The Mosquito Proof Yard
By: Rob Sproulemosqutio
Nature is wondrous. While my bug articles are usually, inevitably, about getting rid of said bug, I normally begin with a short, wide-eyed rant meant to express my fascination, and hopefully sow some appreciation, for the tiny critter. You won’t find any such rant here.
Yes, mosquitos are a triumph of evolution, but they are so bewilderingly infuriating that if I tried to sow appreciation I fear that you, gentle readers, would -justifiably- arm yourselves with pitchforks and torches. So let’s get to the business of evicting them from our lives. This is a chemical-free article, because there are a lot of things we can do in the yard to keep Canada’s most annoying insect at bay. Before reaching for the aerosol can, here are some tips for effective passive resistance.
Mosquitos’ quick life cycle (they can sprint from egg to annoying in 4-6 days), means that you always have to monitor your yard for changing conditions. Luckily, they need a very specific, and often controllable, element: standing water. Eliminating standing water is easy, organic, and Ã¼ber effective. Do a yard “audit” by walking every inch of it. Make sure to get off your usual pathways and stick your nose behind bushes and around sheds. Look for old wheelbarrows, forgotten birdbaths, half-buried tarps, and anything else that can accumulate rain water.

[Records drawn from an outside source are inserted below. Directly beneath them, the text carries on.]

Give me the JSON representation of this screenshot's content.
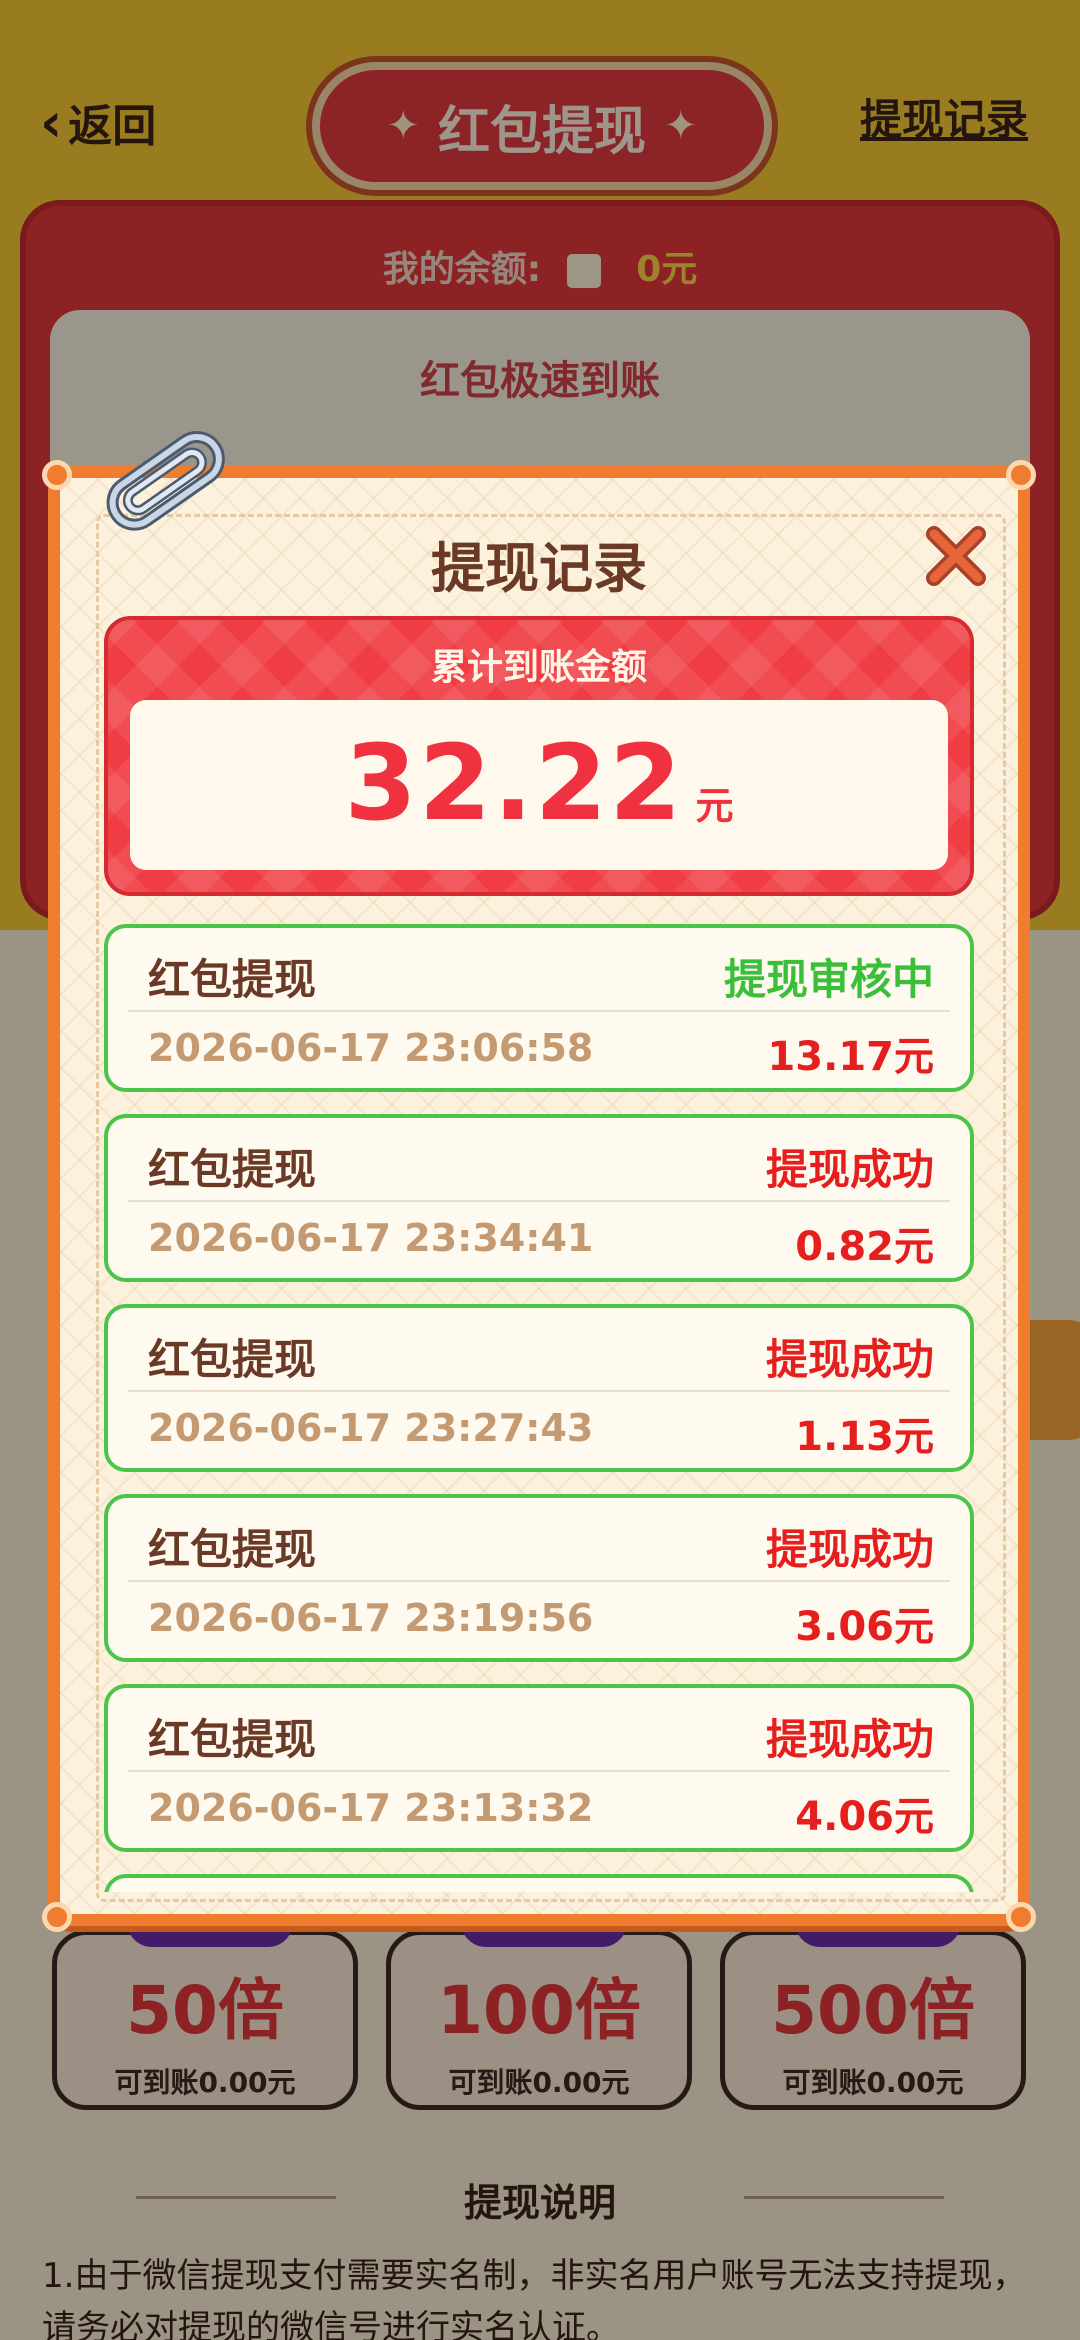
{
  "header": {
    "back_label": "返回",
    "title": "红包提现",
    "record_link": "提现记录"
  },
  "balance": {
    "label": "我的余额:",
    "amount": "0元",
    "speed_text": "红包极速到账"
  },
  "multipliers": [
    {
      "label": "50倍",
      "sub": "可到账0.00元"
    },
    {
      "label": "100倍",
      "sub": "可到账0.00元"
    },
    {
      "label": "500倍",
      "sub": "可到账0.00元"
    }
  ],
  "explain": {
    "title": "提现说明",
    "text": "1.由于微信提现支付需要实名制，非实名用户账号无法支持提现，请务必对提现的微信号进行实名认证。"
  },
  "modal": {
    "title": "提现记录",
    "total_label": "累计到账金额",
    "total_amount": "32.22",
    "total_unit": "元",
    "records": [
      {
        "name": "红包提现",
        "status": "提现审核中",
        "status_color": "#3bbf3b",
        "time": "2026-06-17 23:06:58",
        "amount": "13.17元"
      },
      {
        "name": "红包提现",
        "status": "提现成功",
        "status_color": "#e51e1e",
        "time": "2026-06-17 23:34:41",
        "amount": "0.82元"
      },
      {
        "name": "红包提现",
        "status": "提现成功",
        "status_color": "#e51e1e",
        "time": "2026-06-17 23:27:43",
        "amount": "1.13元"
      },
      {
        "name": "红包提现",
        "status": "提现成功",
        "status_color": "#e51e1e",
        "time": "2026-06-17 23:19:56",
        "amount": "3.06元"
      },
      {
        "name": "红包提现",
        "status": "提现成功",
        "status_color": "#e51e1e",
        "time": "2026-06-17 23:13:32",
        "amount": "4.06元"
      }
    ]
  },
  "colors": {
    "accent_red": "#ef3d43",
    "modal_orange": "#ef7c2f",
    "record_border_green": "#4bc44a",
    "pending_green": "#3bbf3b",
    "success_red": "#e51e1e"
  }
}
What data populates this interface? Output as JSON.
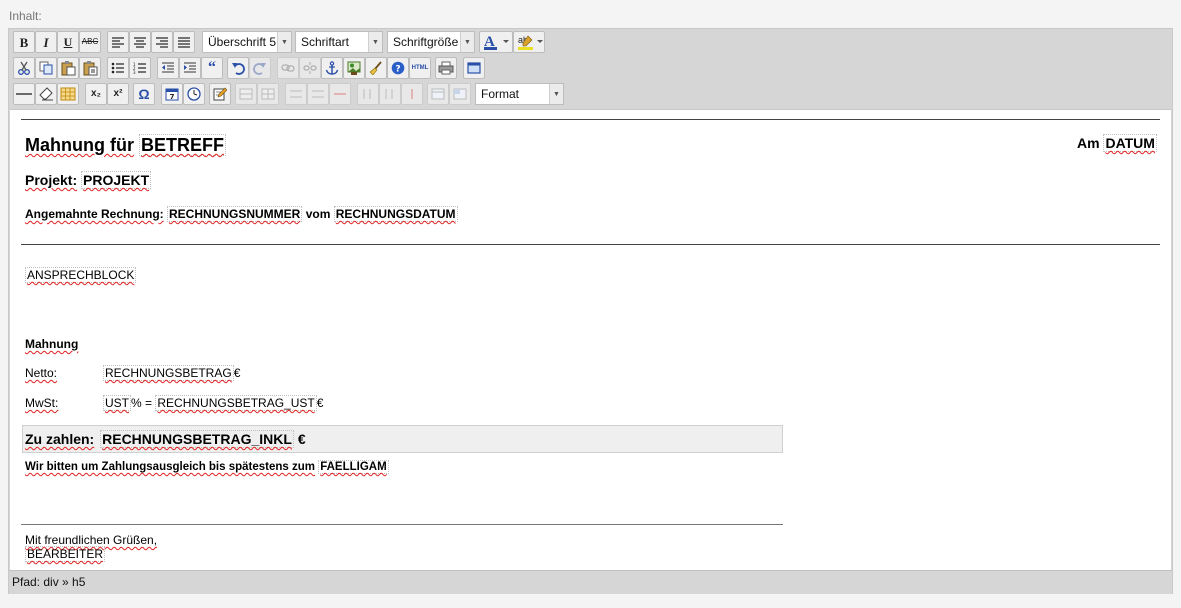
{
  "field_label": "Inhalt:",
  "toolbar": {
    "heading_select": "Überschrift 5",
    "font_select": "Schriftart",
    "size_select": "Schriftgröße",
    "format_select": "Format",
    "labels": {
      "bold": "B",
      "italic": "I",
      "underline": "U",
      "strikethrough": "ABC",
      "subscript": "x₂",
      "superscript": "x²",
      "special_char": "Ω",
      "html": "HTML"
    }
  },
  "document": {
    "title_prefix": "Mahnung für",
    "title_subject": "BETREFF",
    "date_prefix": "Am",
    "date_value": "DATUM",
    "project_label": "Projekt:",
    "project_value": "PROJEKT",
    "invoice_label": "Angemahnte Rechnung:",
    "invoice_number": "RECHNUNGSNUMMER",
    "invoice_connector": "vom",
    "invoice_date": "RECHNUNGSDATUM",
    "contact_block": "ANSPRECHBLOCK",
    "section_heading": "Mahnung",
    "net_label": "Netto:",
    "net_value": "RECHNUNGSBETRAG",
    "currency": "€",
    "vat_label": "MwSt:",
    "vat_percent": "UST",
    "vat_formula": "% =",
    "vat_value": "RECHNUNGSBETRAG_UST",
    "pay_label": "Zu zahlen:",
    "pay_value": "RECHNUNGSBETRAG_INKL",
    "payment_request": "Wir bitten um Zahlungsausgleich bis spätestens zum",
    "due_date": "FAELLIGAM",
    "closing": "Mit freundlichen Grüßen,",
    "editor_name": "BEARBEITER"
  },
  "status_path": "Pfad: div » h5",
  "colors": {
    "toolbar_bg": "#d6d6d6",
    "spell_underline": "#e02020",
    "link_blue": "#2a4fa8"
  }
}
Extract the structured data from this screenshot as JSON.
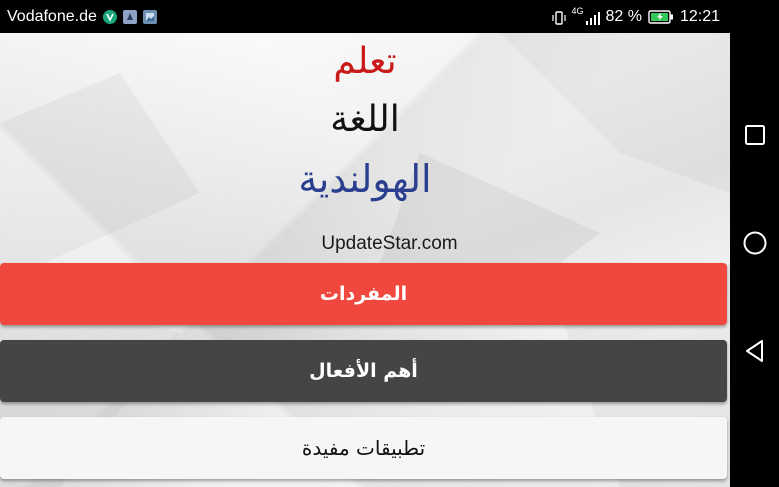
{
  "status_bar": {
    "carrier": "Vodafone.de",
    "network": "4G",
    "battery_percent": "82 %",
    "time": "12:21",
    "icons": [
      "vine-icon",
      "app-notification-icon",
      "image-notification-icon",
      "vibrate-icon",
      "signal-icon",
      "battery-charging-icon"
    ]
  },
  "app": {
    "title_line_1": "تعلم",
    "title_line_2": "اللغة",
    "title_line_3": "الهولندية",
    "site": "UpdateStar.com",
    "buttons": {
      "vocabulary": "المفردات",
      "verbs": "أهم الأفعال",
      "useful_apps": "تطبيقات مفيدة"
    },
    "colors": {
      "title_line_1": "#c91a1a",
      "title_line_3": "#2b3f8f",
      "vocabulary_button": "#f0483e",
      "verbs_button": "#454545",
      "useful_apps_button": "#f6f6f6"
    }
  },
  "nav_bar": {
    "icons": [
      "recent-apps-icon",
      "home-icon",
      "back-icon"
    ]
  }
}
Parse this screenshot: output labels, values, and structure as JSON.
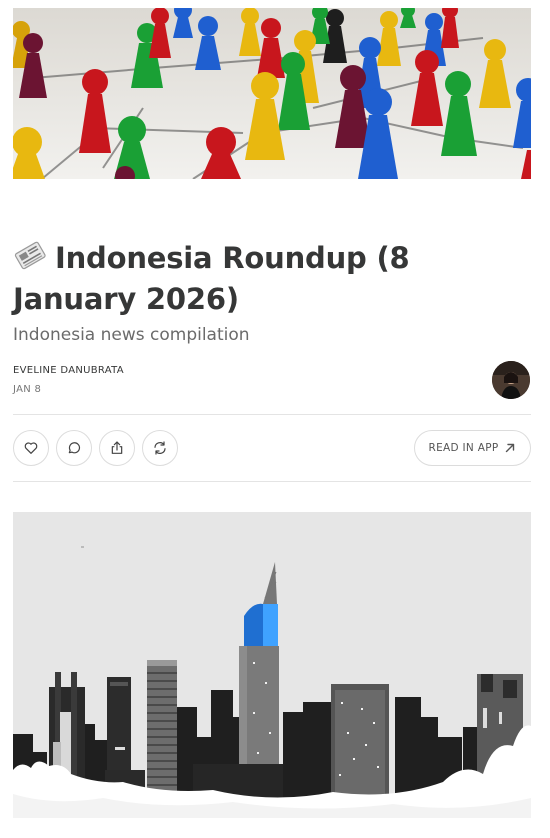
{
  "post": {
    "title": "Indonesia Roundup (8 January 2026)",
    "title_emoji": "newspaper-icon",
    "subtitle": "Indonesia news compilation",
    "author": "EVELINE DANUBRATA",
    "date": "JAN 8"
  },
  "actions": {
    "like_icon": "heart-icon",
    "comment_icon": "comment-icon",
    "share_icon": "share-icon",
    "restack_icon": "restack-icon",
    "read_in_app_label": "READ IN APP",
    "read_in_app_icon": "arrow-up-right-icon"
  },
  "images": {
    "hero": "game-pieces-network-image",
    "body": "jakarta-skyline-illustration"
  },
  "colors": {
    "text": "#363737",
    "muted": "#6b6b6b",
    "border": "#dcdcdc",
    "tower_blue": "#2f8ff0"
  }
}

With your standing water “audit” done and everything drained, put a weekly reminder in your calendar to drain/ replace the water in your birdbaths, wading pools, and any other deliberate standing water zones. It needs to be this often to keep their quick life cycle at bay. You don’t need to worry about running or treated water. Not many people associate eavestroughs with mosquitos, but partly clogged troughs (if you have big trees in the yard, that probably means you), create pockets of ideal skeeter habitat. Clean those gutters in the spring and check them periodically.
Changing the Habitat:
We’ve all walked through damp summer grass and seen the biting hoards buzz upwards en masse like a bad horror movie. While it’s a myth that skeeters breed in tall grass, they certainly like to rest there. Dew provides a refreshing drink and there’s a built in alarm system (ie. your foot) to tell them when dinner is near. Like Tolkein’s orcs, mosquitos have no love of sunlight. They’re most active at dawn and dusk and dwell in cool, still shade. Keeping your shrubs and trees neatly pruned will eliminate hiding and resting places (not to mention making your yard look better).
One of the best parts of summer is hanging out, usually around twilight, in the yard with a cold beer or three. Don’t let rampaging skeeters chase you inside! It’s surprisingly easy to establish a defensive perimeter around your favourite hang-out spot. Outdoor living spaces are the ideal places for container gardens. When you’re planning your spring containers, incorporate skeeter-deterring plants like Citronella Geraniums, Lemon Grass, Rosemary, Ageratum, and Lemon Thyme. They are as beautiful as any other annual and their smell will help keep them at bay.
Know your enemy. Mosquitos are weak flyers and shun wind. Keeping them off your patio can be as simple as setting up a few fans to circulate the air around you. For more traditional methods, there’s a lot of citronella candles, zappers, smokers, etc to choose from. There’s even a phone app that emits a supersonic pulse to obstinately keep them at bay, but don’t use it if you want your pets to come round.
Disease: Myths and Facts:
Have you ever smacked a mosquito and wondered uncomfortably whether that bloody smear on your arm belongs to you, your dog, or the guy down the street? The good news is that it’s almost always your blood; mosquitos rarely take their blood feast (it’s actually called “blood feast”) from more than one victim. The better news is that it’s virtually impossible to contract infamous blood-borne diseases, like HIV and Hepatitis, from a mosquito bite. Not only do they only typically have one victim, but those viruses die very quickly inside a mosquito.
The next time you’re complaining about our frigid winters, imagine worrying about horrific diseases like malaria and dengue fever every time a skeeter bites you. We’ve all heard a lot about West Nile virus in Canada, and while that should be an extra incentive to take precautions, it’s not something that we need to be scared about as the number of reported cases are very small.